    • Mokinokaro says:

      Each Sims game is mostly an engine update to the previous one more than anything. That’s just how the series is.

  10. Noviere says:

    The comments about “having” to buy so many EPs is kinda odd. I never really felt I needed most of them… Pets are annoying for example, and Katys Perry’s Sweet Treats is an abomination. I do think the Sims Store has insane prices, so I never bought from it.

    My big issue with the Sims 3 was always it’s instability and bugginess, which just gets worse and worse as new content is added. From loading screens that take 3-5+ minutes, to memory leak-like slow downs the longer you play, to random bugs like stuck Sims, car pool that gets stuck and honks in front of your house 24/7, to corrupt saves.

  11. wodin says:

    I want a WW1 in charge of a company type Sims wargame game please.

  12. Cryptoshrimp says:


    Ahem. This looks very nice. As Erzillie said higher up the comments, building anything half-decent in the Sims 3 was such a chore – having to use cheats and generally being a right pain to do. I’m happy we get multi-height walls, for example.

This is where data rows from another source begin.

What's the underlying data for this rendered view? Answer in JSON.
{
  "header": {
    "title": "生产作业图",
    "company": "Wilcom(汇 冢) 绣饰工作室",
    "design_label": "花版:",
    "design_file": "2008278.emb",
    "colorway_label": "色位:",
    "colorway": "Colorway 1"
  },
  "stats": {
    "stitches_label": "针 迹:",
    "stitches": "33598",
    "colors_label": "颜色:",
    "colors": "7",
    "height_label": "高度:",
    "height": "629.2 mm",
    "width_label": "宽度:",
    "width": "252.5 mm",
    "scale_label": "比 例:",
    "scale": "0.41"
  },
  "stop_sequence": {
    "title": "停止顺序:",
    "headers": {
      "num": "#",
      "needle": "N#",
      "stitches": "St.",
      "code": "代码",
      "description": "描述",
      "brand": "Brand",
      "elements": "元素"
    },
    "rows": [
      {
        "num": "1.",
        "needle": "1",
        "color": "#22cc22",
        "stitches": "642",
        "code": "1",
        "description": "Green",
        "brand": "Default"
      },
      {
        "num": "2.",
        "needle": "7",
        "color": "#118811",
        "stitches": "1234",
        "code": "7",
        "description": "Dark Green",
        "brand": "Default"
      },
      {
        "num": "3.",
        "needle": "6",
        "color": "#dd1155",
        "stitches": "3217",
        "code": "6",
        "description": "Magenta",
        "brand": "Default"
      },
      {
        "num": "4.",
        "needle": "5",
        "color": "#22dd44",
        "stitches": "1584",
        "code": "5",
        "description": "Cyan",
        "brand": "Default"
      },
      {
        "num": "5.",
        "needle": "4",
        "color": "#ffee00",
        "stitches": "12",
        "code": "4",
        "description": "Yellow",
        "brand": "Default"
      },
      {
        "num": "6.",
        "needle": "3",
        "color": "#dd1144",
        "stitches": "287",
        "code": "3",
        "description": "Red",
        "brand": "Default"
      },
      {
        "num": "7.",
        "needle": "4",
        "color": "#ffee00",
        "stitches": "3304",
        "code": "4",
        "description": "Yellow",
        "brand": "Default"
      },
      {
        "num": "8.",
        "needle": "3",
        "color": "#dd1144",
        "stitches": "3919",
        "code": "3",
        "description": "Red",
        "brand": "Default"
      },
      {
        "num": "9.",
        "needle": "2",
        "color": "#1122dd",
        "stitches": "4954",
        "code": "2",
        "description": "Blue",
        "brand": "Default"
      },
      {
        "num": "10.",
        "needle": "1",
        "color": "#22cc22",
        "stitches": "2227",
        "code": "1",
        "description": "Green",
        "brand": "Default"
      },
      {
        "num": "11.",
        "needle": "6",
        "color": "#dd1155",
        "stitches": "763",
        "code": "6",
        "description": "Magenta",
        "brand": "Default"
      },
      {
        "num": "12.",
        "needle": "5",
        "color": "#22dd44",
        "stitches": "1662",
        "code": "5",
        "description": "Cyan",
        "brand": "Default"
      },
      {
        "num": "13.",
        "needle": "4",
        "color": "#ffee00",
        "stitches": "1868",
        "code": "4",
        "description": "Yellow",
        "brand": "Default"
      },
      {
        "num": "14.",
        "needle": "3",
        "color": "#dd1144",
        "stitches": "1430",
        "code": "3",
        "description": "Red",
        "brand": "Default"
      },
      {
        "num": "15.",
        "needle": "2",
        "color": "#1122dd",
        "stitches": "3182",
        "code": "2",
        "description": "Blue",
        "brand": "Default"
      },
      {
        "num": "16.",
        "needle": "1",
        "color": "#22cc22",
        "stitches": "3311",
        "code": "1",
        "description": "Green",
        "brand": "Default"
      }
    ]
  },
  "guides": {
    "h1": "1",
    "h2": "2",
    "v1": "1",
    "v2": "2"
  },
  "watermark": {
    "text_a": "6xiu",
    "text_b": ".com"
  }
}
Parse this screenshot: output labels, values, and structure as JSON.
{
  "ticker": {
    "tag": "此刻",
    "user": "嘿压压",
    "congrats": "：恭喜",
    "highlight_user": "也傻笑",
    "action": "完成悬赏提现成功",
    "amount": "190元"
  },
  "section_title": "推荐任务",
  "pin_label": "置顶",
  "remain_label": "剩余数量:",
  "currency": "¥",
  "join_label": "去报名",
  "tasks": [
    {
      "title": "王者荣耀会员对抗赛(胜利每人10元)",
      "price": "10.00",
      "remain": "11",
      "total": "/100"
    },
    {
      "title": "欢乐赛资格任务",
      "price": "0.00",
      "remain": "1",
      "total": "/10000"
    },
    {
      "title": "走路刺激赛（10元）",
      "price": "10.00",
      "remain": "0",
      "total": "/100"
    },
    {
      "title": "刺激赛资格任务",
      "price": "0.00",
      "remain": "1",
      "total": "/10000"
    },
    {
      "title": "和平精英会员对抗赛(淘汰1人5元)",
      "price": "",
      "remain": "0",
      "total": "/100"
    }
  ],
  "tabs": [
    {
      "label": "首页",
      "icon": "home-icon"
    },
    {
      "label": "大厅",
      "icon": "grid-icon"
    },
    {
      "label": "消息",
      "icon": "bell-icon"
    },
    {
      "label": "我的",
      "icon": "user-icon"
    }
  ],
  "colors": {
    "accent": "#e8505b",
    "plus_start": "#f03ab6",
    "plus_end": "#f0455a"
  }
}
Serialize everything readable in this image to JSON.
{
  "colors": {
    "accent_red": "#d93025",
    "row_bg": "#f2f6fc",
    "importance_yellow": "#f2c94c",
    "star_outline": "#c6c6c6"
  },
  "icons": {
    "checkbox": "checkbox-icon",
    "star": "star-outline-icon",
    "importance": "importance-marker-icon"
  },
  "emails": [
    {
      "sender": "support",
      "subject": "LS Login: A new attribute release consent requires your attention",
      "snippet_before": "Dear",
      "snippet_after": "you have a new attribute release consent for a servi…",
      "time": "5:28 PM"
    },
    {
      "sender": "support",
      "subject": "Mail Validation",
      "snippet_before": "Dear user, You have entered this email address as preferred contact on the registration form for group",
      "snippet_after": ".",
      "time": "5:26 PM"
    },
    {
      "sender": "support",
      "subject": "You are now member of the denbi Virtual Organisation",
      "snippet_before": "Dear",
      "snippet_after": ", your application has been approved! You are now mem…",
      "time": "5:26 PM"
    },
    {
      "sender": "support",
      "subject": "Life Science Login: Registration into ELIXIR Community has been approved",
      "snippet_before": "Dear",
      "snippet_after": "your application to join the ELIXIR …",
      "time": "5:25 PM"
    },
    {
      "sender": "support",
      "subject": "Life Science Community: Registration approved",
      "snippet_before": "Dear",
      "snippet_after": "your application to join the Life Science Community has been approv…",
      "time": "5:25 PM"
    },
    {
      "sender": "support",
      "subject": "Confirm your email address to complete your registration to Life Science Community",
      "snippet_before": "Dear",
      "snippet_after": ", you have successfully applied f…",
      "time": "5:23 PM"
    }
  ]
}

    Sadly, as also said in the comments, it’ll probably be a fucking mess of paid-for expansions that haven’t changed in theme or scope since the Sims 2, an in game store AND stuff packs. Maybe they’ll even throw in subscriptions this time? And yes, Graham, they did add more store things into the game as time went along.

    I hate it, but I’ll probably still buy it because I am weak, even though I hate the blatant milking of the user base, EA’s spyware tendencies and the general buginess of the game.

    • Mctittles says:

      In the Sims 2 they started putting in Sims 3 advertisements. They even added Sims 3 posters to hang in the room of your Sims 2 place.

  13. sabasNL says:

    I loved The Sims 2. Bought it with a few expansions when it was on sale, it was surprisingly fun.
    The only way I’ve been able to enjoy The Sims 3 however, was by pirating it. The prices are way too high, I simply can’t afford to pay such a huge sum for just a single game. It’s even worse than the more obvious milkcows such as Call of Duty.
    I find it sad to see that The Sims 4 won’t be any different.

  14. Amlau says:

    I am gonna check out the sims again when it’s getting more complex and you can create a family or individual and all their relationships, polish their life, etc. And then act as an agent of chaos, introducing a new woman that will break a marriage, make them murder somebody, make them millionaires in a day, announce the apocalypse, etc.
    And then watch them cope.
    But that would be some kind of TV show simulator wouldn’t it ?